The ASEAN-Australia special summit in March this year reaffirmed our shared commitments by the Sydney Declaration — which sets out ASEAN’s and Australia’s shared commitment to work together towards a more secure and prosperous region.
Across history, the big dynamics are shaped by the major powers. At this moment of history — characterised by growing competition between the United States and China — we expect major-power dynamics to be more, not less, prominent.
And borrowing from the theme of this conference, to make the world work, the power of the major players works in combination with rules and norms that can serve to guide cooperation on global challenges and help ensure the ability of all countries to pursue their interests securely. A global order that is to be sustainable in an era of globalisation needs a rules-based element. […]
We will be safer and more prosperous in a world where global differences are managed, and global challenges met, by agreed rules rather than the exercise of power alone. And many, if not most, of our international partners remain proponents of an international system that includes strong multilateral institutions and a strong rules-based component to global order.
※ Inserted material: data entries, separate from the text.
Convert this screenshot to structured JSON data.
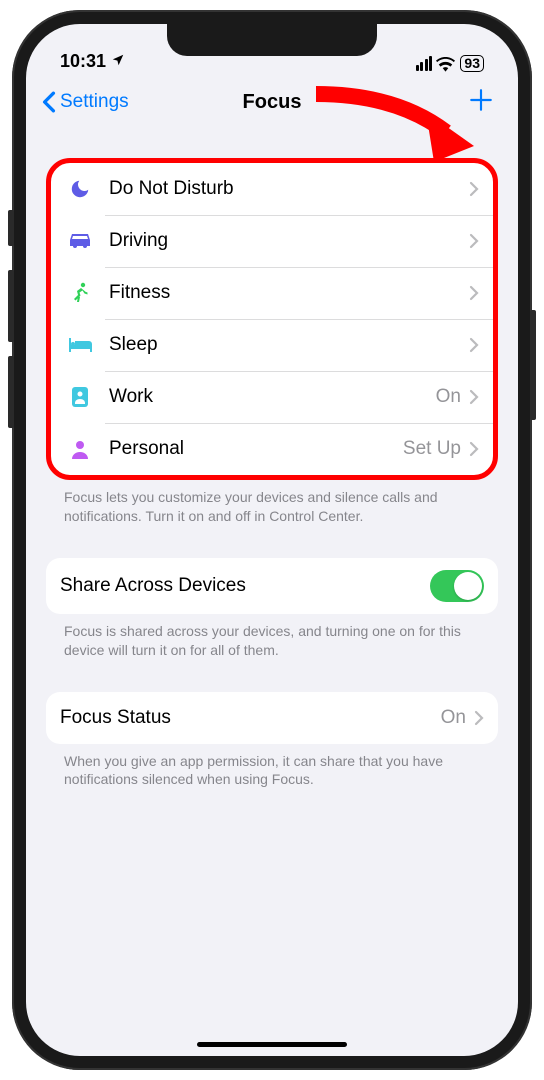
{
  "status": {
    "time": "10:31",
    "battery": "93"
  },
  "nav": {
    "back": "Settings",
    "title": "Focus"
  },
  "focus_list": [
    {
      "icon": "moon",
      "color": "#5e5ce6",
      "label": "Do Not Disturb",
      "detail": ""
    },
    {
      "icon": "car",
      "color": "#5e5ce6",
      "label": "Driving",
      "detail": ""
    },
    {
      "icon": "runner",
      "color": "#30d158",
      "label": "Fitness",
      "detail": ""
    },
    {
      "icon": "bed",
      "color": "#40c8e0",
      "label": "Sleep",
      "detail": ""
    },
    {
      "icon": "badge",
      "color": "#40c8e0",
      "label": "Work",
      "detail": "On"
    },
    {
      "icon": "person",
      "color": "#bf5af2",
      "label": "Personal",
      "detail": "Set Up"
    }
  ],
  "footer1": "Focus lets you customize your devices and silence calls and notifications. Turn it on and off in Control Center.",
  "share": {
    "label": "Share Across Devices",
    "on": true
  },
  "footer2": "Focus is shared across your devices, and turning one on for this device will turn it on for all of them.",
  "status_row": {
    "label": "Focus Status",
    "detail": "On"
  },
  "footer3": "When you give an app permission, it can share that you have notifications silenced when using Focus."
}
However, there is no room for complacency. The challenges to the status quo are of a different order of magnitude to any in the post-war period. And the system itself is not without faults.
I agreed with the observations UN Secretary-General Antonio Guterres made in his address to the UN General Assembly last month, that some “21st-century challenges [are] outpacing 20th-century institutions”.
Australia recognises the need for reform and far from abandoning the international system we are speaking loudly in its defence — by staying engaged in multilateral processes, by encouraging meaningful reforms and by driving a broad range of positive agendas, across a range of subject areas – the eradication of tuberculosis, abolition of the death penalty and working towards the entry into force of the Comprehensive Nuclear Test Ban Treaty.
Our work with major economies such as the European Union, for instance, is strengthening international institutions for economic cooperation, and we are including in that reform efforts to ensure the WTO’s continued effectiveness. […]
Australia has played and will play an increasingly active part in strengthening the region, taking and backing initiatives to support rules-based security and prosperity. […]
In a more contested world, the future of the global order and its rules-based component will be determined in large part by how the major powers manage strategic competition.
However, it will be determined also by how others — including Australia — work constructively, bilaterally and multilaterally, to sustain an international system that supports prosperity and peace.
Australia will remain focused on the objectives I highlighted in my opening: advancing Australia’s prosperity, security and stability in the Indo-Pacific.
That is what the Australian people expect us to do and that is the ambition that we share.
Senator the Hon Marise Payne is Australia’s Minister for Foreign Affairs.
This article is published under a Creative Commons Licence and may be republished with attribution.